* _Goal of the exercise_
Across the following data, how many lines include the string "中心剪辑"? Reply with the number and nothing more.

* _Dataset extract_
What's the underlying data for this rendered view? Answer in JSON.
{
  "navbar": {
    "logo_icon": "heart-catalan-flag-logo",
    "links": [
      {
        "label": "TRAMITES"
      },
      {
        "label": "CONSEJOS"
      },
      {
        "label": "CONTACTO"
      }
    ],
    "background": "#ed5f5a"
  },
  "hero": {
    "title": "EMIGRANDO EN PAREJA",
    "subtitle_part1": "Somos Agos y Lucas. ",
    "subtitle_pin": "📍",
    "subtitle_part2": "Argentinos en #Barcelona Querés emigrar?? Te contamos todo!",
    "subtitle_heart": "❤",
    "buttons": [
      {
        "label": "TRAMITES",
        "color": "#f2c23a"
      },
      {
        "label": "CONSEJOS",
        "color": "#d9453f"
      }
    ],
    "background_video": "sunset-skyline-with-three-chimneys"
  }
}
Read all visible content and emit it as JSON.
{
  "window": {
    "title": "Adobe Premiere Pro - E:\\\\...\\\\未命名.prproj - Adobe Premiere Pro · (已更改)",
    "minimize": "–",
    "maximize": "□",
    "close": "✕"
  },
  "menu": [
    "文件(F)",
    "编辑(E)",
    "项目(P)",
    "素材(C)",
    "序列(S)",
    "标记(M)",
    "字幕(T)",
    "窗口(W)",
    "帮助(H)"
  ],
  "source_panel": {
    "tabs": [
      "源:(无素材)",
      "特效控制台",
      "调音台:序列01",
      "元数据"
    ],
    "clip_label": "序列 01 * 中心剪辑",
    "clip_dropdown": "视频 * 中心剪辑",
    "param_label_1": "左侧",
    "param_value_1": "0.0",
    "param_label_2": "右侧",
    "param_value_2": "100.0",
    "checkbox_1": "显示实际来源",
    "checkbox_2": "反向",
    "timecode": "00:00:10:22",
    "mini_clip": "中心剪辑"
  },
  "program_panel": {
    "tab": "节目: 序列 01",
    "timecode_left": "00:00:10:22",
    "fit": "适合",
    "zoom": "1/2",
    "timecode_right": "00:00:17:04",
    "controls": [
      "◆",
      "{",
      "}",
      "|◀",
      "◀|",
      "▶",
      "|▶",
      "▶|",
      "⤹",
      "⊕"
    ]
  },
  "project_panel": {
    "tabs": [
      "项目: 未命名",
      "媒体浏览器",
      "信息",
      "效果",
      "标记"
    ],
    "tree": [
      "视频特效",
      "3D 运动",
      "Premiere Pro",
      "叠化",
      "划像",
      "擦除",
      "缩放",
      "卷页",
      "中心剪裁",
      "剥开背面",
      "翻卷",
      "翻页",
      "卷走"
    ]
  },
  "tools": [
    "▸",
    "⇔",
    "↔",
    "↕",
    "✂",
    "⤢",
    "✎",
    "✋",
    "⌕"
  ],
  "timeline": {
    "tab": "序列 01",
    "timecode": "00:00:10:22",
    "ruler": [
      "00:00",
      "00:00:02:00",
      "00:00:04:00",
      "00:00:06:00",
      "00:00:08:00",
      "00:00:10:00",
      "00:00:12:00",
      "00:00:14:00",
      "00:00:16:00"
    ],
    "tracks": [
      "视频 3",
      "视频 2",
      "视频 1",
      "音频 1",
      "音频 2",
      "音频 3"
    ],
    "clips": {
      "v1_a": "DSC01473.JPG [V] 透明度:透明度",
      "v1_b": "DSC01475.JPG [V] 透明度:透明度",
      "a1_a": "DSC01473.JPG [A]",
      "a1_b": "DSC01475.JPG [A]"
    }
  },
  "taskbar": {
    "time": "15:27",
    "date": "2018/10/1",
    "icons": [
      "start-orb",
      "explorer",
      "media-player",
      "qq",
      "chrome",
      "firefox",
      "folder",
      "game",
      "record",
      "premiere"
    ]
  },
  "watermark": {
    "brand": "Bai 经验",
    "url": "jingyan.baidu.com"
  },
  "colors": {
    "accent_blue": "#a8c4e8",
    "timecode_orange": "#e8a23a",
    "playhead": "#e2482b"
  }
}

* _The completed task_
3